|Great Barrier Island History|
North Barrier Library Association - Port FitzRoy
Researched and written by Kay Stowell - Copyright ©
The first library at Port FitzRoy on Great Barrier Island was in a mail sorting room on the wharf. This room was attached to the wharf shed and inside a cupboard, built by Alfie Hansen, housed the library books. Selwyn Leroy maintained the library and after his death his sister Girlie took on the role of librarian.
At that time books were supplied by the National Library Service and the library was open once a week on boat days. In the late 1970's the wharf, including the shed, were demolished and a new wharf was built. The library books were moved to an old generator shed, just up the road from the wharf. This shed stood on road reserve and belonged to the 'Nurses Cottage'.
In 1978 Mary Blake-Palmer became the librarian, shelving was put up in the generator shed and Mary filled these with the library books which were mainly children's books, reference, biographies, preschool puzzles and jigsaws. The concrete pad for the generator dominated the shed and rats, slaters and spiders were bountiful within. For 5 years the library was available free of charge to locals and open 3 mornings a week, Monday, Wednesday and Friday. In the early 1980's a small fee was instigated to cover the freight costs for the National Library Service books.
Eventually the shed was weatherproofed and a coat of paint was applied. Slaters and spiders were then relegated to luxurious outdoor living.
Generator Shed Library 1985
In 1986 Peta Stavelli became the community librarian and her desire was to replace the generator shed with a new library building. Permission for this was not approved by the community board and at a liquid infused dinner party a plan was hatched to erect a building under cover of darkness and see what happened. However, this wasn't necessary as permission was subsequently granted.
Fundraising began and two dances were held at the Port FitzRoy Boating Club. These dances raised about $3,000 and $600 was raised at an annual gala. $4,500 was the cost of the building which was designed and built by John Lowe and many volunteers from the community.
P&D Timber from Patumahoe offered a good discount to cut and supply the timber for walls, floors and decks and they also donated the timber for the shelving.
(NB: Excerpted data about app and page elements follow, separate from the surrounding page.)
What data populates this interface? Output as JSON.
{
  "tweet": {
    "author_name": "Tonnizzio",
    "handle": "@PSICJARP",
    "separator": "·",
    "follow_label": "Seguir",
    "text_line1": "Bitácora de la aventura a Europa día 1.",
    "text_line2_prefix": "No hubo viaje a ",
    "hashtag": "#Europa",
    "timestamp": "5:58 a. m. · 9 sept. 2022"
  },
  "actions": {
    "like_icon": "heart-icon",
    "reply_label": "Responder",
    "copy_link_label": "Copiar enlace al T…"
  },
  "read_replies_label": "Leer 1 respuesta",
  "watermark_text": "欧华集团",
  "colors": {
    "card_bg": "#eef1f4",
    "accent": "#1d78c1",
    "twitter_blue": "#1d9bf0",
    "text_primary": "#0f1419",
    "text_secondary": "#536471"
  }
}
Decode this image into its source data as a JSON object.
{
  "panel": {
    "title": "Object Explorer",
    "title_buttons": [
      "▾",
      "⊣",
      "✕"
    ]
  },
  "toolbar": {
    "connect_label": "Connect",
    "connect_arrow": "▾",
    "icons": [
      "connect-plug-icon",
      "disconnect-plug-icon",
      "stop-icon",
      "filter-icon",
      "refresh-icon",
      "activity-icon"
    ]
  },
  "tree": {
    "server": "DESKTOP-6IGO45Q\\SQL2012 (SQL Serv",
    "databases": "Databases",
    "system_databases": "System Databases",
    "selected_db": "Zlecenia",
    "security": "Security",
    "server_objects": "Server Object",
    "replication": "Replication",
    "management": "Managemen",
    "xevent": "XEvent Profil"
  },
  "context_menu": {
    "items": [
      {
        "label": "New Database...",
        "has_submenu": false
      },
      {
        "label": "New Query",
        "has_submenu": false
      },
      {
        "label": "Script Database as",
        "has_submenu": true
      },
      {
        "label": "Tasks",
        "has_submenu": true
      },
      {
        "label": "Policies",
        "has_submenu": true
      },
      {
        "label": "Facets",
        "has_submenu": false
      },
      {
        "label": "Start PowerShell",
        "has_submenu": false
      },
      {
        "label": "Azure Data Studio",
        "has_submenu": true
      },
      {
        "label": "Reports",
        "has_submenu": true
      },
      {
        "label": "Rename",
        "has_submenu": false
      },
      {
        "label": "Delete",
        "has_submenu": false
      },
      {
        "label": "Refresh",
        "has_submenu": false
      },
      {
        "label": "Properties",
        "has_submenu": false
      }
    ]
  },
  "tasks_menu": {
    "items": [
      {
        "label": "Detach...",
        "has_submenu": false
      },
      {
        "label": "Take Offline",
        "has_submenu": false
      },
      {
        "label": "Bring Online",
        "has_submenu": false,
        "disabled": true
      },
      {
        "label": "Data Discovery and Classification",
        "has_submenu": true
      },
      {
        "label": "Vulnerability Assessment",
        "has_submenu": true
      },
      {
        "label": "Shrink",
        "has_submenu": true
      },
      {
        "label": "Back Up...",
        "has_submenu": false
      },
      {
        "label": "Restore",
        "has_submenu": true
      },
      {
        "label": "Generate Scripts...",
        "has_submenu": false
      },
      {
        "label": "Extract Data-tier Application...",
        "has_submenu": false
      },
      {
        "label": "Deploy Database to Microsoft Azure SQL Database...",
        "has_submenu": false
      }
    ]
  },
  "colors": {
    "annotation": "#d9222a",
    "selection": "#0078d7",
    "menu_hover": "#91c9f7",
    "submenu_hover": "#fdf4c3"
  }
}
A visiting builder, Mike Waterhouse, saw the building under construction and asked if anything was needed. On the next freight barge a set of French doors arrived, free of charge. The other recycled windows were also donated. The building required sanding and painting with many locals giving their time and energy to the project. Barry Fenn made and donated the stained glass window in the front of the building. Open Day, in the late 1980's was celebrated with champagne cocktails. Local kaumatua, Opo Ngawaka, blessed the building.
For many years the role of librarian was filled by Connie Quirk who ran the Port FitzRoy Store. She was followed by Shelley Amos, Denise LaNauze and then Kay Stowell, the current librarian. Over the years various library committees have formed and many people have been involved in this community venture. The library has always been run on a voluntary basis.
In 1999 all the books in the library, meticulously handwritten by Connie Quirk, were entered into a computer database by Kay Stowell. In 2003 funding was sought and received to build a step around the library deck with timber and materials generously donated by Glen Bracewell. In 2014 funds allowed for the first repaint of the library roof and in 2015 a generous donation provided for maintenance on the fascias of the deck and to replace guttering.
Books for the library are no longer sourced from the National Library Service and after years of support from community funding the library is now self-supporting. Library subs and book sale donations provide for the maintenance of the building and purchase of new books. Over the years many hundreds of books have been, and continue to be, donated to the library, with boxes often just appearing. This generosity is very much appreciated and keeps our library shelves full for the members.
The North Barrier Library holds about 2000 books and still charges a minimal yearly subscription.
The library holds original copies of nearly all Barrier Bulletin newpapers from the first issue in July 1972. In time we are hoping to preserve these for display and to make digital copies.